Norman Cousins, author of Anatomy of an Illness, is well known for writing about his journey through heart disease and arthritis. He used laughter as a main tool in his recovery. Once told that he had little chance of surviving, Cousins developed a recovery program incorporating megadoses of Vitamin C, along with a positive attitude, love, faith, hope and LAUGHTER induced by Marx Brothers films. "I made the joyous discovery that ten minutes of genuine belly laughter had an anesthetic effect and would give me at least two hours of pain-free sleep," he reported. "When the pain-killing effect from the laughter wore off, we would switch on the motion picture projector again and, not infrequently, it would lead to another pain-free interval."
Cousins survived 10 years after his first heart attack, 26 years after his diagnoses of arthritis, and 36 years after his doctors first diagnosed his heart disease. (Source)
May is Mental Health Month and the theme for 2014 is MIND YOUR HEALTH.
Virtually all studies of laughter and health indicate positive results. Not surprisingly, there are almost no negative side effects or consequences associated with laughter as an intervention. Since the late 1980s, a number of studies support the idea that laughter stimulates the immune system and counteracts the effects of stress hormones, although results are mixed about exactly how. Regardless, there's agreement that it's another way to arrive at the relaxation response.
Some of the benefits that a daily dose of humor can have in our lives include:
- Stimulates vital organs such as the heart, lungs and muscles
- Increases endorphins in our brains
- Activates and relieves stress
- Soothes tension
- Improves the immune system
- Relieves pain
- Improves mood
- Lowers blood sugar levels
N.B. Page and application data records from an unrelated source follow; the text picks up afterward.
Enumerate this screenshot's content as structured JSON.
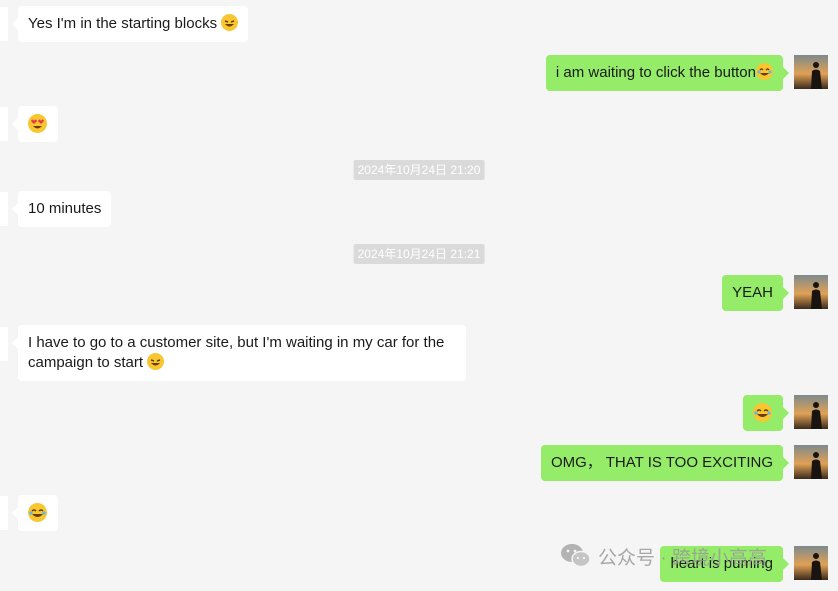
{
  "messages": [
    {
      "side": "in",
      "text": "Yes I'm in the starting blocks",
      "emoji": "rofl"
    },
    {
      "side": "out",
      "text": "i am waiting to click the button",
      "emoji": "joy"
    },
    {
      "side": "in",
      "text": "",
      "emoji": "heart-eyes"
    },
    {
      "type": "timestamp",
      "text": "2024年10月24日 21:20"
    },
    {
      "side": "in",
      "text": "10 minutes"
    },
    {
      "type": "timestamp",
      "text": "2024年10月24日 21:21"
    },
    {
      "side": "out",
      "text": "YEAH"
    },
    {
      "side": "in",
      "text_line1": "I have to go to a customer site, but I'm waiting in my car for the",
      "text_line2": "campaign to start",
      "emoji": "rofl"
    },
    {
      "side": "out",
      "text": "",
      "emoji": "joy"
    },
    {
      "side": "out",
      "text": "OMG， THAT IS TOO EXCITING"
    },
    {
      "side": "in",
      "text": "",
      "emoji": "joy"
    },
    {
      "side": "out",
      "text": "heart is puming"
    }
  ],
  "watermark": {
    "text": "公众号 · 跨境小高高",
    "icon": "wechat-icon"
  },
  "colors": {
    "background": "#f5f5f5",
    "outgoing": "#95ec69",
    "incoming": "#ffffff",
    "timestamp_bg": "#dadada"
  }
}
If laughter doesn't come easily for you, try hanging out with people that make you laugh, watching movies, videos or shows that make you laugh out loud, or sharing funny stories or jokes with others. If you still can't find a happy place, go to a comedy or improv club or try a laughter workshop (yes, there IS such a thing). If all else fails, you can actually "fake it 'til you make it" - in other words, just pretending to chuckle, giggle, and snort often starts the process of full-blown laughter. (Source)